Credits: Dave ThomasToronto Sun/QMI Agency
TORONTO - In politics timing is everything.
Pulling the plug on parliament, triggering an election, is a delicate manoeuvre, and one politicians must get right — or face the wrath of voters.
In 1990, Liberal premier David Peterson did just that by calling a snap election.
It backfired — and Peterson went from hero to zero — and then-New Democratic Party leader Bob Rae became premier.
In 2002, when Ernie Eves took over the leadership of the PC party from Mike Harris, he hesitated before going to the polls.
In hindsight, that was a mistake. Eves struggled through 2003, a year when the province was beset by the SARS outbreak that killed 44 people.
As if that weren’t bad enough, most of the province was shut down for several days by a massive power black-out.
In October 2003, Dalton McGuinty easily defeated the Tories — and Eves was history.
So should Premier Kathleen Wynne hang in — or should she go to the polls and get her own mandate?
The question is equally tough for the Opposition parties— especially New Democratic leader Andrea Horwath.
Should she prop up the new premier? If so, for how long?
After last week’s release of more documents related to the controversial cancellation of the Mississauga and Oakville gas-fired plants, it will become harder for Horwath to do that.
“When people say your time’s up, your time’s up,” NDP strategist Elliott Anderson told me last week.
“We’re not looking at it as precipitating an election, but can we continue to get things done in this minority legislature?” he asked.
“I don’t think people want to keep this government in power for the sake of keeping them in power.”
Even last spring, when NDP support of the Liberal budget kept the Grits in power, there were some who felt it was time for an election.
Anderson said as long as the party is seen as getting things done and making constructive gains, they’ll continue to support the Liberals.
“Not just people in our party but people who are considering supporting us want to see that we managed to get something done, and they can say that was a worthwhile thing to get done,” he said. “If we don’t pass that test, then they’re going to say you guys are just keeping these guys in office for no reason.”
Key Liberal strategist Greg Sorbara says the legislation the Liberals passed creating fixed election dates means the governing party can’t precipitate an election.
“I don’t believe, given the law we have passed, that the government any more has that flexibility. I think it’s at the mercy of the Legislature,” he said in a telephone interview.
“As I remember the legislation, it does not exempt the government from the fixed election date in the event of a minority,” he said.
While the NDP and Liberals pay lip service to working together to make minority government work, the reality is that there’s a growing appetite for change among some voters.

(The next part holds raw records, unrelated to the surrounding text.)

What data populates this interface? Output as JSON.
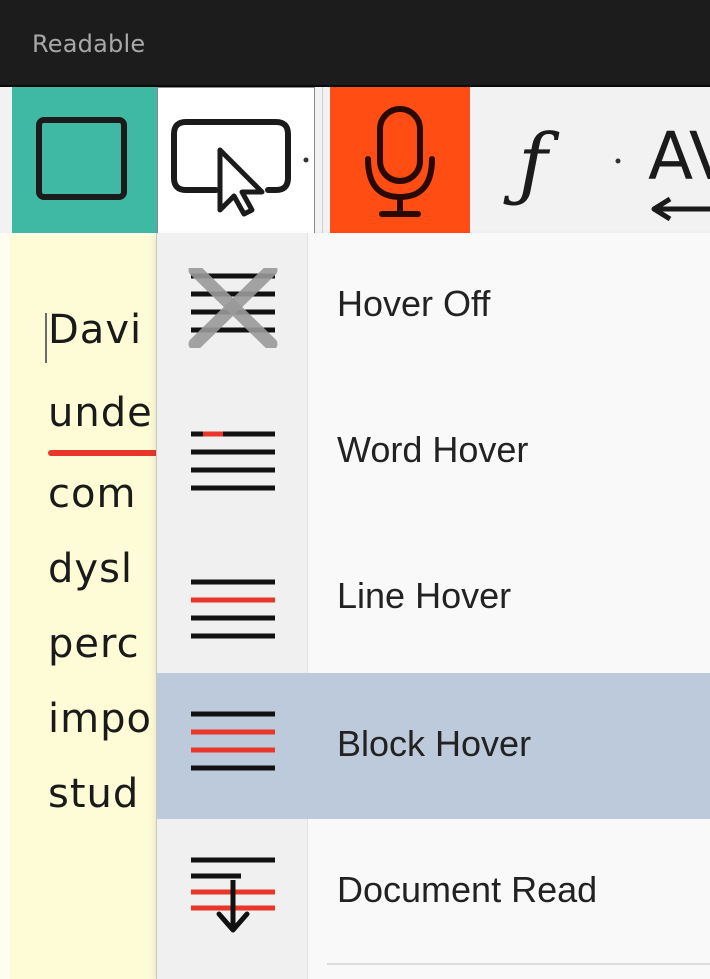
{
  "window": {
    "title": "Readable"
  },
  "toolbar": {
    "buttons": [
      {
        "icon": "square-icon",
        "accent": "#3fb9a4"
      },
      {
        "icon": "screen-cursor-icon"
      },
      {
        "icon": "microphone-icon",
        "accent": "#ff4d14"
      },
      {
        "icon": "font-f-icon"
      },
      {
        "icon": "letter-spacing-icon"
      }
    ],
    "font_glyph": "ƒ",
    "spacing_glyph": "AV"
  },
  "document": {
    "lines": [
      "Davi",
      "unde",
      "com",
      "dysl",
      "perc",
      "impo",
      "stud"
    ]
  },
  "menu": {
    "items": [
      {
        "label": "Hover Off",
        "icon": "hover-off-icon",
        "selected": false
      },
      {
        "label": "Word Hover",
        "icon": "word-hover-icon",
        "selected": false
      },
      {
        "label": "Line Hover",
        "icon": "line-hover-icon",
        "selected": false
      },
      {
        "label": "Block Hover",
        "icon": "block-hover-icon",
        "selected": true
      },
      {
        "label": "Document Read",
        "icon": "document-read-icon",
        "selected": false
      }
    ]
  },
  "colors": {
    "highlight_red": "#e8362a",
    "selected_bg": "#bccadb",
    "teal": "#3fb9a4",
    "mic_orange": "#ff4d14"
  }
}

And that, conveniently, pushes the responsibility for pulling the plug on parliament on the two opposition parties — which can be risky for them.
Usually, there’s little appetite for another election so soon after the last one.
This time, things are different.
Since the October 2011 vote, we’ve discovered the scope of the Ornge air ambulance scandal. As well, the ongoing gas plant fiasco is enraging voters, who understand that the cancellation of those plants in the middle of an election was a costly, cynical ploy to buy votes in the middle of an election.
“If all of your readers really want an election, they should be writing their Conservative and NDP legislators to say “vote these bastards out’ and maybe they will do it, maybe they won’t,” Sorbara told me.
PC Party president Richard Ciano says there are two forks in a road to an election.
“If the public perceive that you are triggering an election just out of opportunism or self-interest they will punish that,” he told me in an interview.
“If they perceive that you’re triggering an election out of real concern about the direction of the government and the province, then they will view that much better,” he said.
He said the province needs a change in direction.
If she (Wynne) is comfortable, as she seems to be coming out the blocks, continuing the legacy of her predecessor, that’s her decision to make. That seems to be the way she’s going — just continuing with Dalton McGuinty’s policies as opposed to going to people and seeking a mandate and chosing a new direction we think is necessary for the province.
“That’s a mistake in my view,” he said.
Horwath is making an even bigger mistake by supporting Wynne, he said.
“I don’t understand why the NDP want to support her in continuing with Dalton McGuinty’s policies.
“I find that quite astonishing.”